Records supplied START
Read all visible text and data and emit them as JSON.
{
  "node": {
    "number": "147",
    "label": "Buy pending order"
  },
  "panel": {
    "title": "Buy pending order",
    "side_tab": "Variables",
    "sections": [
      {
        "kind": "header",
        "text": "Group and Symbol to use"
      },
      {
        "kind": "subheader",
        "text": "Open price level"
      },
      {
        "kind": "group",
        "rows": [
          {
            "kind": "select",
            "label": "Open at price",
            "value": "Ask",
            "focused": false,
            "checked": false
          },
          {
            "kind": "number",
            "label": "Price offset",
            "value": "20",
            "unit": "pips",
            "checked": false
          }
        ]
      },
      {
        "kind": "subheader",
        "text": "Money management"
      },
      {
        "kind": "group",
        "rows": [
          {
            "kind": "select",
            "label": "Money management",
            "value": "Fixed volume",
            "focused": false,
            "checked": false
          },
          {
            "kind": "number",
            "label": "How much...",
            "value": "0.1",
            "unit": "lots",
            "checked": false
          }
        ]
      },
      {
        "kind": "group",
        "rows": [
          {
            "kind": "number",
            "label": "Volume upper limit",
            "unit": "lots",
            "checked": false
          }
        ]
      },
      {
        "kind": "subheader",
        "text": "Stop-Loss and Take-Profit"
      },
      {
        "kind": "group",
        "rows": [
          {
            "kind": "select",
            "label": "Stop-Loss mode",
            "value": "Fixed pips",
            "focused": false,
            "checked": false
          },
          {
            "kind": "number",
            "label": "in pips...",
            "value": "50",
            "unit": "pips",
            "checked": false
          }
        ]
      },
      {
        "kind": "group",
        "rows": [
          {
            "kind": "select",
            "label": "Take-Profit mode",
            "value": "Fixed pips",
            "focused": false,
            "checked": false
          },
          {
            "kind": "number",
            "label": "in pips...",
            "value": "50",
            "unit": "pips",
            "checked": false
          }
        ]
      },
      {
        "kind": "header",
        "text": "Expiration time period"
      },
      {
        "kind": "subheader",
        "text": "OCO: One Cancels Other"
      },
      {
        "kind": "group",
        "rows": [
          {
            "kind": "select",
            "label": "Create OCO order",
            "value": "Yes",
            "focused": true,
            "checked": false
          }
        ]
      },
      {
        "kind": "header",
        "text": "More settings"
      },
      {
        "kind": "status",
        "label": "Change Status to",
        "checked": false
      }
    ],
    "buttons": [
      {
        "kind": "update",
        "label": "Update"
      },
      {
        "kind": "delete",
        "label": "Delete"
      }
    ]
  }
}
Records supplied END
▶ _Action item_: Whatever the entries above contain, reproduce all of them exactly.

▶ _Answer area_:
Read all visible text and data and emit them as JSON.
{
  "node": {
    "number": "147",
    "label": "Buy pending order"
  },
  "panel": {
    "title": "Buy pending order",
    "side_tab": "Variables",
    "sections": [
      {
        "kind": "header",
        "text": "Group and Symbol to use"
      },
      {
        "kind": "subheader",
        "text": "Open price level"
      },
      {
        "kind": "group",
        "rows": [
          {
            "kind": "select",
            "label": "Open at price",
            "value": "Ask",
            "focused": false,
            "checked": false
          },
          {
            "kind": "number",
            "label": "Price offset",
            "value": "20",
            "unit": "pips",
            "checked": false
          }
        ]
      },
      {
        "kind": "subheader",
        "text": "Money management"
      },
      {
        "kind": "group",
        "rows": [
          {
            "kind": "select",
            "label": "Money management",
            "value": "Fixed volume",
            "focused": false,
            "checked": false
          },
          {
            "kind": "number",
            "label": "How much...",
            "value": "0.1",
            "unit": "lots",
            "checked": false
          }
        ]
      },
      {
        "kind": "group",
        "rows": [
          {
            "kind": "number",
            "label": "Volume upper limit",
            "unit": "lots",
            "checked": false
          }
        ]
      },
      {
        "kind": "subheader",
        "text": "Stop-Loss and Take-Profit"
      },
      {
        "kind": "group",
        "rows": [
          {
            "kind": "select",
            "label": "Stop-Loss mode",
            "value": "Fixed pips",
            "focused": false,
            "checked": false
          },
          {
            "kind": "number",
            "label": "in pips...",
            "value": "50",
            "unit": "pips",
            "checked": false
          }
        ]
      },
      {
        "kind": "group",
        "rows": [
          {
            "kind": "select",
            "label": "Take-Profit mode",
            "value": "Fixed pips",
            "focused": false,
            "checked": false
          },
          {
            "kind": "number",
            "label": "in pips...",
            "value": "50",
            "unit": "pips",
            "checked": false
          }
        ]
      },
      {
        "kind": "header",
        "text": "Expiration time period"
      },
      {
        "kind": "subheader",
        "text": "OCO: One Cancels Other"
      },
      {
        "kind": "group",
        "rows": [
          {
            "kind": "select",
            "label": "Create OCO order",
            "value": "Yes",
            "focused": true,
            "checked": false
          }
        ]
      },
      {
        "kind": "header",
        "text": "More settings"
      },
      {
        "kind": "status",
        "label": "Change Status to",
        "checked": false
      }
    ],
    "buttons": [
      {
        "kind": "update",
        "label": "Update"
      },
      {
        "kind": "delete",
        "label": "Delete"
      }
    ]
  }
}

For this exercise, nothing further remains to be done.